HACKENSACK, N.J. (AP) — A second man was charged Friday in a series of attacks on synagogues in northern New Jersey that included the firebombing of a house of worship where a rabbi and several family members were sleeping upstairs.
Bergen County Prosecutor John L. Molinelli characterized 19-year-old Aakash Dalal, a New Brunswick resident who is believed to have been enrolled at Rutgers University at one time, as an instigator in the firebombings allegedly carried out in January by then-19-year-old Anthony Graziano, though Dalal is not believed to have participated in the acts themselves.

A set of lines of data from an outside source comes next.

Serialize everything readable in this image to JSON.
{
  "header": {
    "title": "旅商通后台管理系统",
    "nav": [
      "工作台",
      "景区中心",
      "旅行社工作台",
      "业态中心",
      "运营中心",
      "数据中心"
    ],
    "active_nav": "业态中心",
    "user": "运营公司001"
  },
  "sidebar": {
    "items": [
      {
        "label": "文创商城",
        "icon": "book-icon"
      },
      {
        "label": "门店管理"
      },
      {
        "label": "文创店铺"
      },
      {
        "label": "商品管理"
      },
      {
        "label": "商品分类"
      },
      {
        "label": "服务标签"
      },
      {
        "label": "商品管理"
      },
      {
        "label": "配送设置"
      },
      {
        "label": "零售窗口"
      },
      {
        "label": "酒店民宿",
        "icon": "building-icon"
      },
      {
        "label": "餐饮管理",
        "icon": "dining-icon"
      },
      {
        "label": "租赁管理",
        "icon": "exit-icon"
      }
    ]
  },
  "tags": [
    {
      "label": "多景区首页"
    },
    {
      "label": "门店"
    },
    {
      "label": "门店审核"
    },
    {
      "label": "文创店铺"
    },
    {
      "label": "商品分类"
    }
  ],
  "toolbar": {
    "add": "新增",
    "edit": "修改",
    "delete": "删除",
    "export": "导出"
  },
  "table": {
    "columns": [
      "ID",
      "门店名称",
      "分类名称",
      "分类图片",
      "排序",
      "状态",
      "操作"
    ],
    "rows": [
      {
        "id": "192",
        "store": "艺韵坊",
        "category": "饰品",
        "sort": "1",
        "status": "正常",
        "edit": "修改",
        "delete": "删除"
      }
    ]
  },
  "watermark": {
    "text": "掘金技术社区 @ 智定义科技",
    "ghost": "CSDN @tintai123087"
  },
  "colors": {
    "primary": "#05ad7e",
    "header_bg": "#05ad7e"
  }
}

Both men grew up in the northern New Jersey town of Lodi, about 15 miles west of New York City, and met in middle school. Molinelli described their relationship as one of teacher and student, with Dalal playing the role of teacher,
Dalal was arrested Friday morning and was being held on $2.5 million bail. His first court appearance was scheduled for Monday. He is charged with conspiracy, aggravated arson, bias intimidation and criminal mischief.
"He is obviously upset," attorney Chris DiLorenzo, representing Dalal, said. "He is an intelligent young man and is mainly concerned about himself and his family at this time."
For the first time, authorities linked the two firebombings and another attempted firebombing with two earlier spray painting incidents at area synagogues. Both men are alleged to have participated in the spray painting, while Graziano allegedly carried out the firebombings himself, with encouragement from Dalal. Molinelli said a series of emails and texts between the two showed them discussing how to carry out the bombings.
"You could see how Graziano gradually became much more sophisticated in what he was doing," Molinelli said. "There was development, and there was rising sophistication with each incident, which showed how calculating and well planned each incident was."
On the morning of Jan. 3, authorities responded to a fire at Congregation K'Hal Adath Jeshuran in Paramus, when members smelled gas in the building and contacted authorities. Fire and police officials determined an accelerant had been used in the rear of the building to start a fire. The fire had quickly burned itself out, and no injuries were reported.
Eight days later, police said Molotov cocktails were thrown at Congregation Beth El in Rutherford, igniting a fire in the second-floor bedroom of Rabbi Nosson Schuman's residence. The rabbi, his wife, five children and his parents were sleeping at the time and escaped serious injury.
A few days after Graziano's Jan. 24 arrest, authorities found several Molotov cocktails made from glass beer bottles that they said they were able to traced to Graziano, in a wooded area about 100 yards from the Paramus Jewish Community Center.
In the weeks leading up to the fire bombings, anti-Semitic graffiti was discovered at synagogues in Hackensack and Maywood, according to police.
The attacks kept Jewish residents of the ethnically and religiously diverse communities of Bergen County, part of the New York metropolitan area, on edge for weeks until Graziano's arrest. The incidents prompted Bergen County authorities to institute round-the-clock police patrols of houses of worship and ethnic community centers.
Graziano has pleaded not guilty to charges including nine counts of attempted murder. He initially was held on $5 million bail but that was later reduced by a judge to $2.5 million.